And then comes my second confession. Despite having spent 8+ years at the EBI, where R is used daily by battalions of bioinformaticians, and where Bioconductor was in part developed, I did not learn to use this magical tool until recently. I have more excuses here. R was develop primarily as a tool for statistics, and was not initially strong on the computational modelling side. For instance, despite the existence of two packages handling SBML in R, RSBML and SBMLR, very few of the models in BioModels Database if any where developed using R. But my group is now heavily involved in the Drug Disease Model Repository (DDMoRe) project of the Innovative Medicine Initiative (IMI). And several of DDMoRe’s tools will be based on R. Now comes the most embarrassing part of the confession. It turns out that my wife is an experimental biologist, doing a lot of measurements and statistics. And she followed an R course organised at the Babraham Institute (where incidentally I will move half of my group from October 2012). She gave me her course materials, and I spent a few evenings with a more productive use of my time than usual (how much of the impetus was due to embarrassment will be left uninvestigated). By coincidence, I was reading at the time “Dynamic models in biology” from Ellner and Guckenheimer. While this excellent book was accompanied by exercises in MatLab, the authors later converted them in R, and produced a very useful “An introduction to R for dynamic models in biology”. That document, plus the material provided with the R package deSolve, convinced me that R was not only very powerful for everything we do in computational systems biology, it was also a lot of fun!

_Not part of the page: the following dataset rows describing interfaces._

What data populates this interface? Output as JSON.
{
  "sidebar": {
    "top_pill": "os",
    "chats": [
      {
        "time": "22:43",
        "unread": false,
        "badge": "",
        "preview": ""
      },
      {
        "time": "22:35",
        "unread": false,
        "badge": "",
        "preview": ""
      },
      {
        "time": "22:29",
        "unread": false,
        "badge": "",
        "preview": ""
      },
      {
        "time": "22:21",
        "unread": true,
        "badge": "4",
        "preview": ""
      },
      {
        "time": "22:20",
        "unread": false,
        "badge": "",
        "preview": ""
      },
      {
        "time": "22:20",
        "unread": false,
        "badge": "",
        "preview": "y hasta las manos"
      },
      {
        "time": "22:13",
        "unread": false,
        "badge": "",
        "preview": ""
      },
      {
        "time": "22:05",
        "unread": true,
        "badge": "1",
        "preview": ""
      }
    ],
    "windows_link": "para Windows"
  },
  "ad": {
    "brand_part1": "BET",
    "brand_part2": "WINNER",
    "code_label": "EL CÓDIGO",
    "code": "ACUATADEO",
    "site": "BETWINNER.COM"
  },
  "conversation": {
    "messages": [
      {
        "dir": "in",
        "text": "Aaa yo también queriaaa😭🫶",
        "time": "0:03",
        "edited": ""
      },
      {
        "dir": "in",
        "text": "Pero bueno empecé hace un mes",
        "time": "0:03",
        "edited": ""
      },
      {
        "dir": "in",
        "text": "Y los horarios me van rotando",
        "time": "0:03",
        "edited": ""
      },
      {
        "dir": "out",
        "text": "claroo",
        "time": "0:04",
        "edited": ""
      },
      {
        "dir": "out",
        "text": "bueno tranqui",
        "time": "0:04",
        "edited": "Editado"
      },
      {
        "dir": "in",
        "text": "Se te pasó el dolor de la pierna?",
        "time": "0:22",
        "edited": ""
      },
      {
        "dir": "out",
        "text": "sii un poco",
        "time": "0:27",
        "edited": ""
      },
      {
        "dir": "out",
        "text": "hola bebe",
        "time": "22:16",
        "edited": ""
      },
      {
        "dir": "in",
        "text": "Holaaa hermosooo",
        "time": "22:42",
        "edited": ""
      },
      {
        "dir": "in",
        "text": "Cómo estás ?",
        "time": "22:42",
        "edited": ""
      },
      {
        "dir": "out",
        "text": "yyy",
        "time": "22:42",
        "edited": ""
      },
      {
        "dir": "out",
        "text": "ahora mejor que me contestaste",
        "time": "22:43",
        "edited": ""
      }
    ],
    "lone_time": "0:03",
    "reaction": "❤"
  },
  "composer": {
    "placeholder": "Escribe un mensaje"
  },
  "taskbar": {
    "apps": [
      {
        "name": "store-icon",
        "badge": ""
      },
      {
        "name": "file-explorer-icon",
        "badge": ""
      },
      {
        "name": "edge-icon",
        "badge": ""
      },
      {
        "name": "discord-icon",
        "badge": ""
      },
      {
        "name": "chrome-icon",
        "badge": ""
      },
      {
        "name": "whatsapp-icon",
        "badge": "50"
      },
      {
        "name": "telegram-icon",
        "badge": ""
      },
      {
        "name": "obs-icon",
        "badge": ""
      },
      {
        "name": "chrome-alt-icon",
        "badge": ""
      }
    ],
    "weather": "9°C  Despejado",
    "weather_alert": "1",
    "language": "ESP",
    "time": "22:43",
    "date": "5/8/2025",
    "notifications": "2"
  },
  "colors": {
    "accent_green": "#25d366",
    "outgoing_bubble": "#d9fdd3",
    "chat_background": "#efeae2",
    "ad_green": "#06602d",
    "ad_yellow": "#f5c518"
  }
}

While I was happily rejuvenating the geek in me by writing scripts, I still wondered why there were not more GUIs to help using the simulations capabilities of R. Or taking the problem the other way around: why do people bother to implement the computing and statistical layers in end-user software? They could just concentrate on the user experience, and re-use R packages in the background. If those packages are not powerful, flexible or versatile enough, they could contribute to their development, and make the world better. Yes, the simulations in R are maybe a bit slower that the equivalent methods implemented in a dedicated software written in C. But the slower part in a simulation task often comes from the choice of the wrong numerical solver for the task at hand, or even from the dialogue between solver and GUI (I recently used a tool where I could *see* the curves being drawn when simulating the model of Tyson 1991 (BIOMD0000000005), while any decent simulator should provide the results instantly). Moreover, entire domains of research use MatLab (physics, engineering …). The argument of optimisation does not hold long. First, if we want perfect optimisation we should write directly assembly code, and second, how computational biologists can believe they are better at coding simulation tools than people who did that in physics for the last 50 years or so?
To be honest, the time running simulations is a very small part of the activity for a typical student or post-doc in computational systems biology. Most of the time is spent developing the model, reading and data-mining. And a significant amount of time is spent (wasted?) developing Yet Another Simulation Software. This software is most often suboptimal, undocumented and dies when the main developer moves on. Even when the project is maintained, it is pretty hard to provide versions working on all operating systems, a problem that will grow worse with the emerging smartphone and tablet landscape as proper computing tools.
Several international projects aimed at providing a reusable infrastructure for modeling and simulation in biology. Historical examples are the Systems Biology Workbench (which side effect was the development of SBML, so in a sense that was the most influential software project of the last 15 years in biological modeling), or Bio-SPICE. A modern version is the GARUDA project. I really hope these projects decide to avoid re-inventing the wheel and use existing infrastructures. For all that involves calculations, I think I should be R. Not you?